When I worked at Walt Disney World, nearly two decades ago, I remember moments of pause like this. After a busy and stressful day working in the Magic Kingdom I would be sweeping up outside the restaurant I worked at and paused to gaze at Cinderella’s Castle. It was a reminder of something bigger, something grander, of which I was a part.

Ignatius’ Cosmology
Tim McEvoy points out that Ignatius, just coming out of the late medieval period, would have had a very different cosmology than we have. The stars he gazed at were just at the edge of creation, beyond which lay heaven and God. He would not have had a heliocentric understanding of the universe. While we may feel a smallness when looking at the night sky because of the infinite vastness of the universe, Ignatius saw the universe as finite and the stars as unchanging perfection, the literal dome of heaven. He could feel the contrast: here below, the earth which was changing and passing, and just beyond his vision of the stars was the heavenly court. “His was a spirituality soaked universe that was fundamentally oriented towards heaven,” writes McEvoy (The Way, April 2021, 16). He likely felt a tension between the transcendent beyond the stars and the immanence of God whose presence imbued all things.

As the Jesuit order grew, Ignatius had less time to just wander and gaze at the stars, so he stepped out on the balcony each night to look up. His gazing evoked an intimacy with God, which he experienced daily. That intimacy was not just experienced in the creation he saw above, but in the creation upon which he was standing. He experienced profound consolation of God while celebrating Mass, while gazing at the crucifix, and while staring into the river Cardoner. Rather than an emotionless military man, Ignatius was deeply in touch with his emotions and feelings.
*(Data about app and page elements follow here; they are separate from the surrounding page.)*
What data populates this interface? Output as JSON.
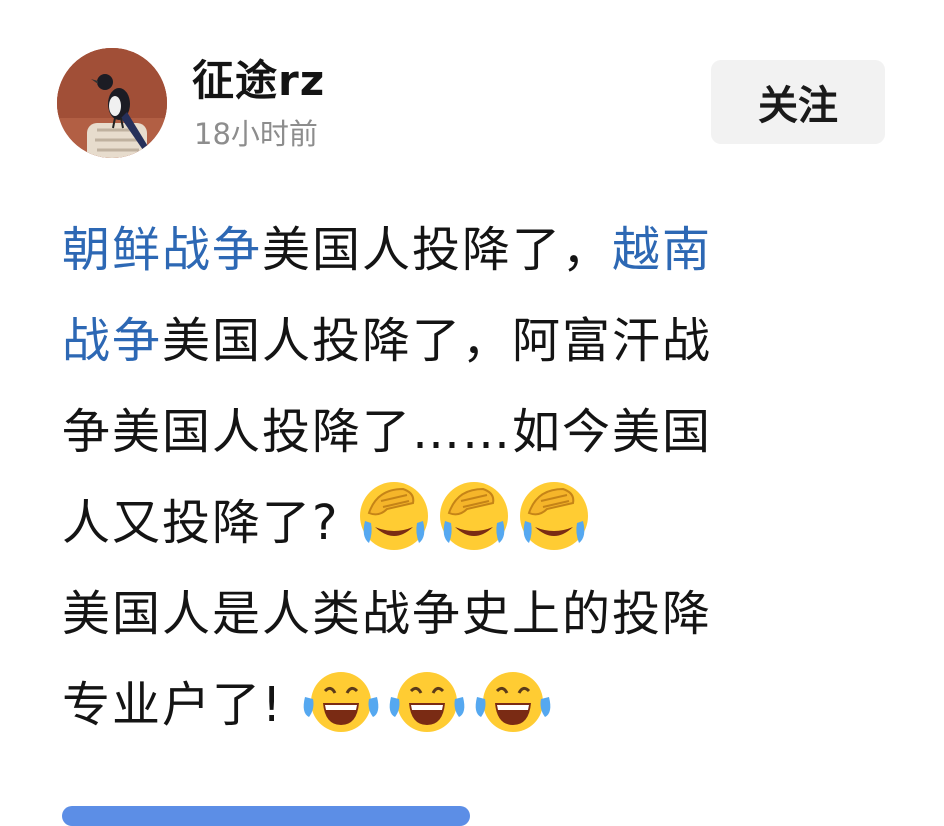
{
  "post_header": {
    "username": "征途rz",
    "timestamp": "18小时前",
    "follow_label": "关注",
    "avatar_icon": "magpie-avatar-icon"
  },
  "post_body": {
    "l1_topic1": "朝鲜战争",
    "l1_text": "美国人投降了，",
    "l1_topic2": "越南",
    "l2_topic": "战争",
    "l2_text": "美国人投降了，阿富汗战",
    "l3_text": "争美国人投降了……如今美国",
    "l4_text": "人又投降了?",
    "l5_text": "美国人是人类战争史上的投降",
    "l6_text": "专业户了!"
  },
  "emojis": {
    "facepalm": "facepalm-laugh-emoji",
    "laugh": "laugh-tears-emoji"
  },
  "colors": {
    "topic_link": "#2d68b4",
    "timestamp": "#8d8d8d",
    "follow_bg": "#f2f2f2"
  }
}
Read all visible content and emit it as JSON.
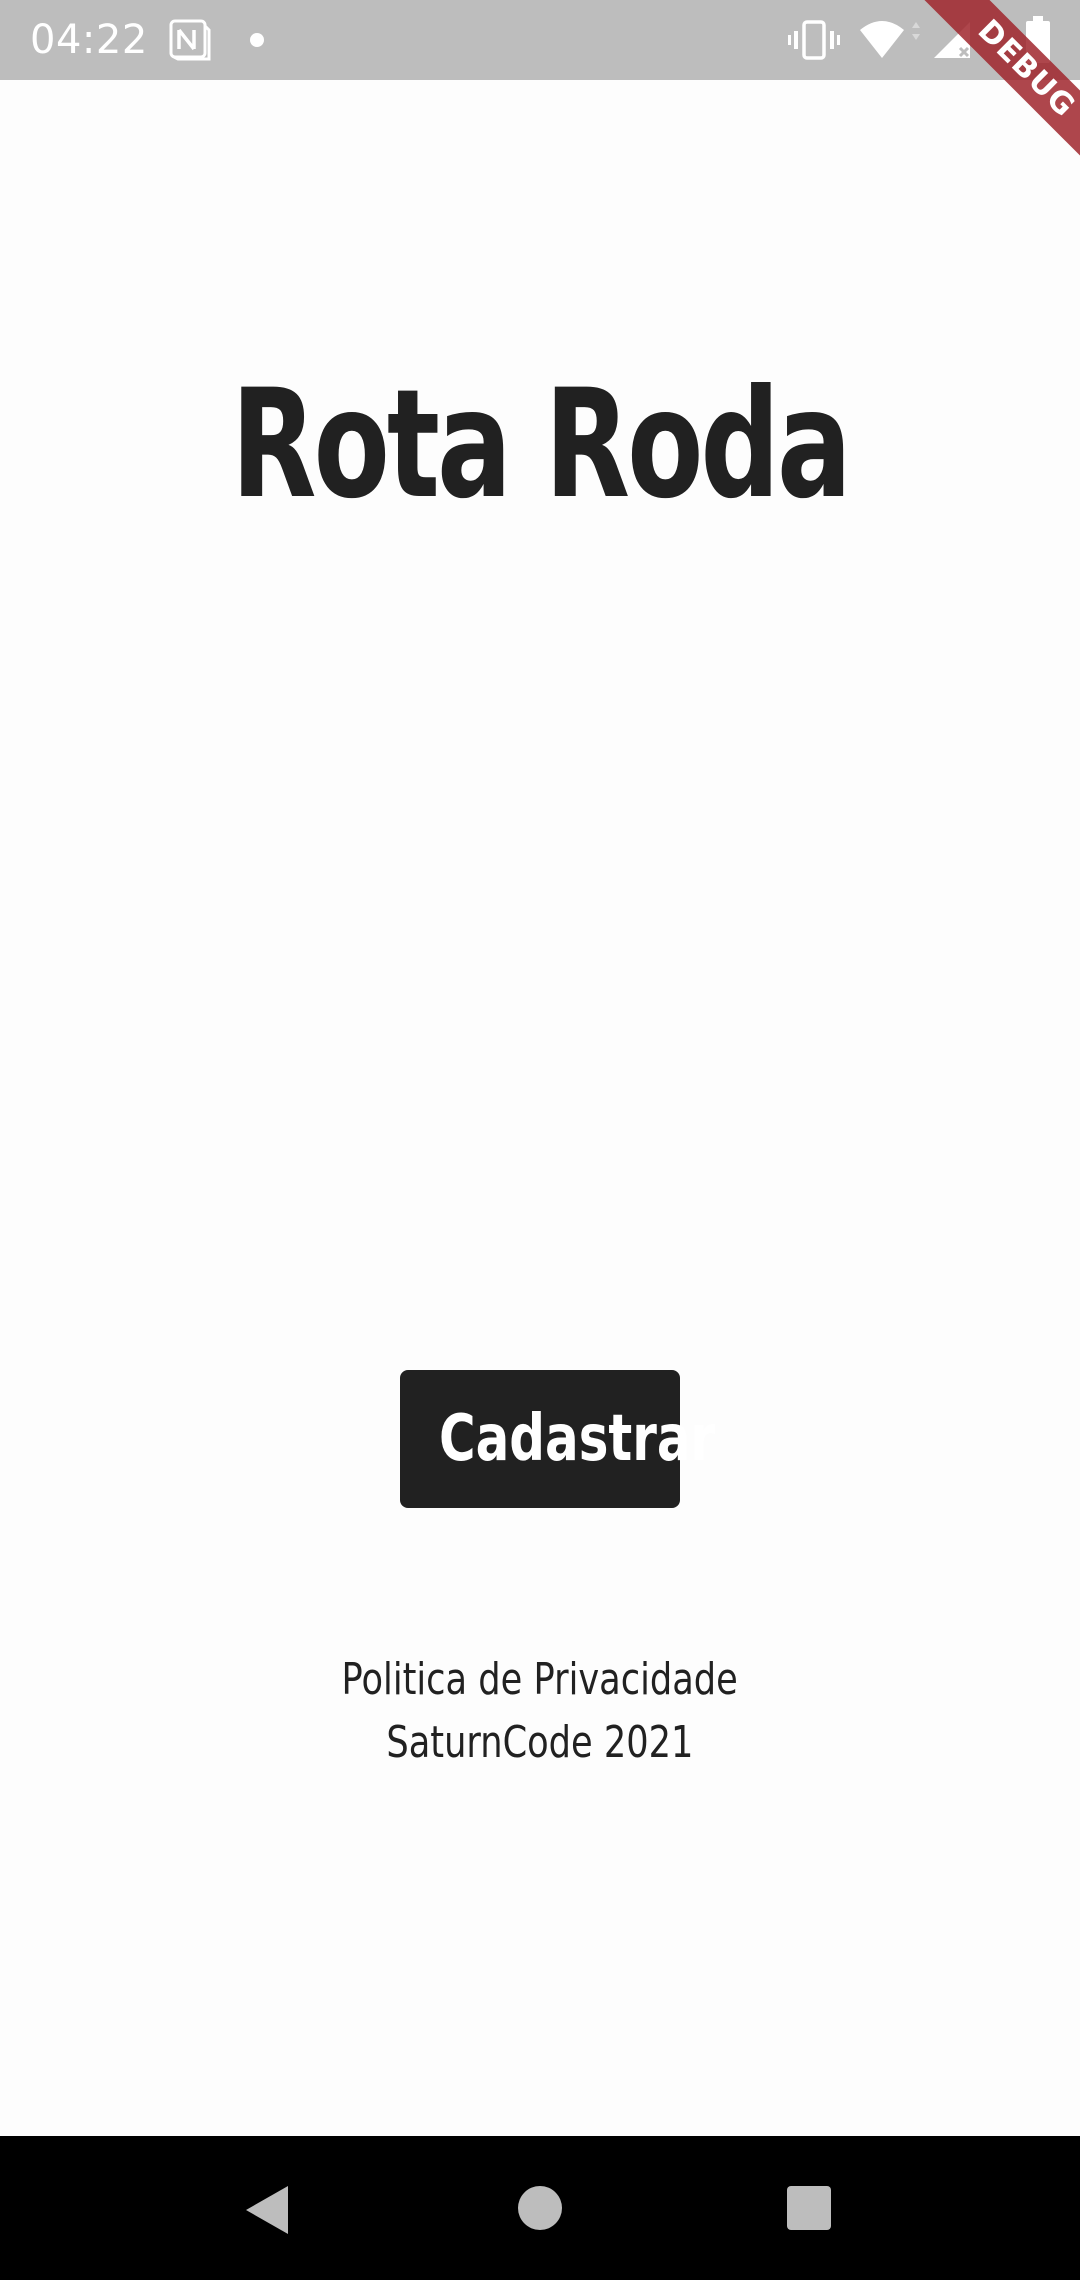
{
  "status_bar": {
    "time": "04:22",
    "icons": [
      "notion-icon",
      "dot-icon",
      "vibrate-icon",
      "wifi-icon",
      "signal-icon",
      "battery-icon"
    ]
  },
  "debug_banner": {
    "label": "DEBUG"
  },
  "main": {
    "title": "Rota Roda",
    "register_button_label": "Cadastrar",
    "privacy_link": "Politica de Privacidade",
    "footer": "SaturnCode 2021"
  },
  "nav_bar": {
    "icons": [
      "back-icon",
      "home-icon",
      "recents-icon"
    ]
  },
  "colors": {
    "background": "#fdfdfd",
    "status_bar": "#bdbdbd",
    "text": "#212121",
    "button": "#212121",
    "button_text": "#ffffff",
    "debug_banner": "#a0262d",
    "nav_bar": "#000000"
  }
}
From Belen Jesuit Preparatory School

The Source and the Destination of All
It may be hard to see the stars these days depending on where we live, but most of us find it easy to find God when we look up to the sky or watch the trees or see a sunset. This “beyond” is where Ignatius saw the Source of all we have. We can find God in all things on the earth because they have their source in the heavenly realm. In the Spiritual Exercises, Ignatius says, “Consider all blessings and gifts as descending from above. Thus, my limited power comes from the supreme and infinite power above, and so, too, justice, goodness, mercy, etc., descend from above as the rays of light descend from the sun…” (SpEx. 237).

In our modern understanding of the vast universe we can lose the sense of intimacy Ignatius experienced as he literally stared at God beyond the stars. McEvoy says that Ignatius wouldn’t have had a sense that mathematical laws governed the universe. Rather, “love was the driving force of the universe.” And that love was quite personal, quite involved in what was going on down here on earth. In his Meditation on the Incarnation, Ignatius imagines the gazing reversed. From the stars he sees God gazing down upon the earth, seeing the change and the chaos Ignatius seemed to lament. But he imagines God seeing all of this with a deep love and compassion. For Ignatius, the gazing is two-way. Perhaps the longing is two way, a longing for union between humanity and God.

Ignatius’ practice of gazing at the stars seems to inform much of the Ignatian worldview many of us live today: seeing all as gift, seeing God as the source of all things, acknowledging the transient nature of these gifts and therefore being detached from them, and seeking to orient everything in this life toward that heavenly realm. This is the Principle and Foundation, our purpose Ignatius lays out in his Exercises. It is love from which all comes and love to which all will return.

What strikes your heart when you gaze up at the stars?

>> Read “Ignatius and the Stars” by Tim McEvoy.

Related posts:

Listen to the podcast version of this post…